Nutrigenetics

Nutrigenetics looks at an individual’s genetic predispositions and then uses nutrition and lifestyle to influence gene expression (this is known as epigenetics).

Many genes are fluid, meaning they have the ability to be turned on (expressed) or off (silenced) according to their environment. This is important to remember. Our genes are like complicated recipes, they tell our bodies what proteins to make and how to function. Sometimes within these genetic recipes there can be a few mixed up or missing “ingredients”; these are known as a genetic mutations or SNPs (Single Nucleotide Polymorphisms. Pronounced snips).

Many genetic mutations have evolved over time in order to provide a health benefit, however with modern living this can now have the opposite effect. Some genetic mutations can predispose to disease, such as cardiovascular, dementia or cancer. If you have a family history of these diseases, then you may have inherited a genetic predisposition.

But remember, genes have to be switched on for this increased risk to be present. In another twist of genetic magic, a gene with no mutation can still behave as though it has inherited a mutation, if it is exposed to an adverse environment.

We often think our genes are our destiny, but as you can see it really is a lot more complicated than that!

3d render of dna structure, abstract  background

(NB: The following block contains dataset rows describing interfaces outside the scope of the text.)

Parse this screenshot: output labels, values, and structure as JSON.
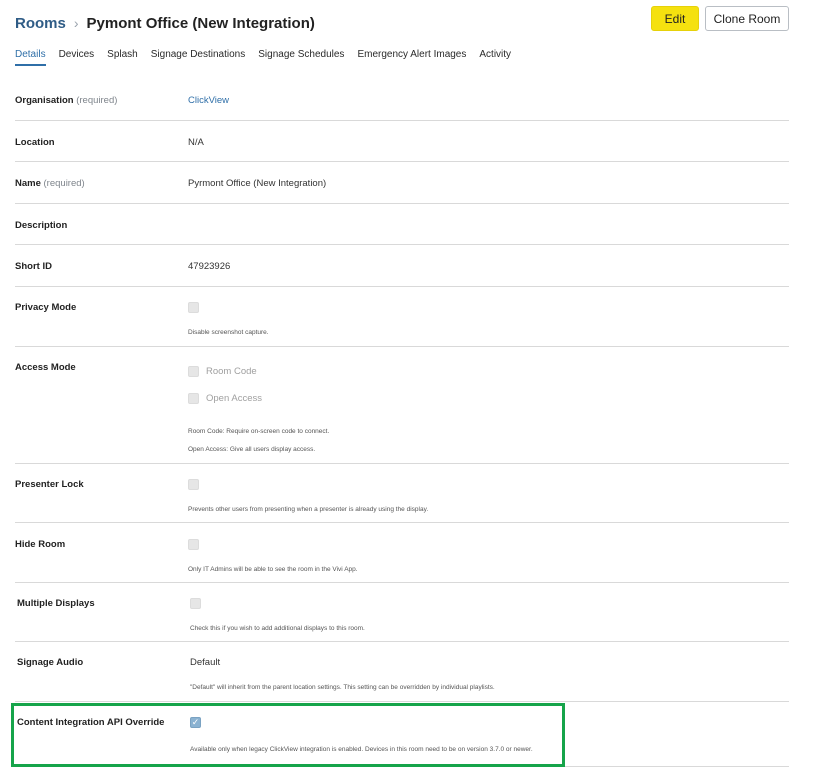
{
  "breadcrumb": {
    "root": "Rooms",
    "separator": "›",
    "current": "Pymont Office (New Integration)"
  },
  "actions": {
    "edit_label": "Edit",
    "clone_label": "Clone Room",
    "edit_color": "#f5e10f"
  },
  "tabs": [
    {
      "label": "Details",
      "active": true
    },
    {
      "label": "Devices"
    },
    {
      "label": "Splash"
    },
    {
      "label": "Signage Destinations"
    },
    {
      "label": "Signage Schedules"
    },
    {
      "label": "Emergency Alert Images"
    },
    {
      "label": "Activity"
    }
  ],
  "fields": {
    "organisation": {
      "label": "Organisation",
      "required": "(required)",
      "value": "ClickView"
    },
    "location": {
      "label": "Location",
      "value": "N/A"
    },
    "name": {
      "label": "Name",
      "required": "(required)",
      "value": "Pyrmont Office (New Integration)"
    },
    "description": {
      "label": "Description",
      "value": ""
    },
    "short_id": {
      "label": "Short ID",
      "value": "47923926"
    },
    "privacy_mode": {
      "label": "Privacy Mode",
      "checked": false,
      "help": "Disable screenshot capture."
    },
    "access_mode": {
      "label": "Access Mode",
      "options": [
        {
          "label": "Room Code",
          "checked": false
        },
        {
          "label": "Open Access",
          "checked": false
        }
      ],
      "help1": "Room Code: Require on-screen code to connect.",
      "help2": "Open Access: Give all users display access."
    },
    "presenter_lock": {
      "label": "Presenter Lock",
      "checked": false,
      "help": "Prevents other users from presenting when a presenter is already using the display."
    },
    "hide_room": {
      "label": "Hide Room",
      "checked": false,
      "help": "Only IT Admins will be able to see the room in the Vivi App."
    },
    "multiple_displays": {
      "label": "Multiple Displays",
      "checked": false,
      "help": "Check this if you wish to add additional displays to this room."
    },
    "signage_audio": {
      "label": "Signage Audio",
      "value": "Default",
      "help": "\"Default\" will inherit from the parent location settings. This setting can be overridden by individual playlists."
    },
    "content_integration": {
      "label": "Content Integration API Override",
      "checked": true,
      "check_glyph": "✓",
      "help": "Available only when legacy ClickView integration is enabled. Devices in this room need to be on version 3.7.0 or newer."
    }
  },
  "colors": {
    "link": "#2f6fa8",
    "highlight": "#16a44a"
  }
}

Nutrigenetics tests for mutations in genes. Some of these genes are associated with disease states, others may look at our ability to detoxify, our neurotransmitter function (mood), our ability to absorb and utilise different nutrients, how easily we produce cellular energy, how acute is our stress response, how addictive is our personality. The list is very long. Nutrigenetic testing will only look at genes which influence health and which are open to modification through nutrition and lifestyle intervention.

Your genes are not your destiny

What nutrigenetic testing cannot tell us, is whether or not these genes are expressing. Or whether you have a “normal” gene that might be behaving as though it is mutated. For this we need to consider a full case history and the results of a functional test, (normally an organic acid test or similar) alongside a nutrigenetic analysis.

This “bigger picture” approach really is the ultimate in personalised nutrition and health.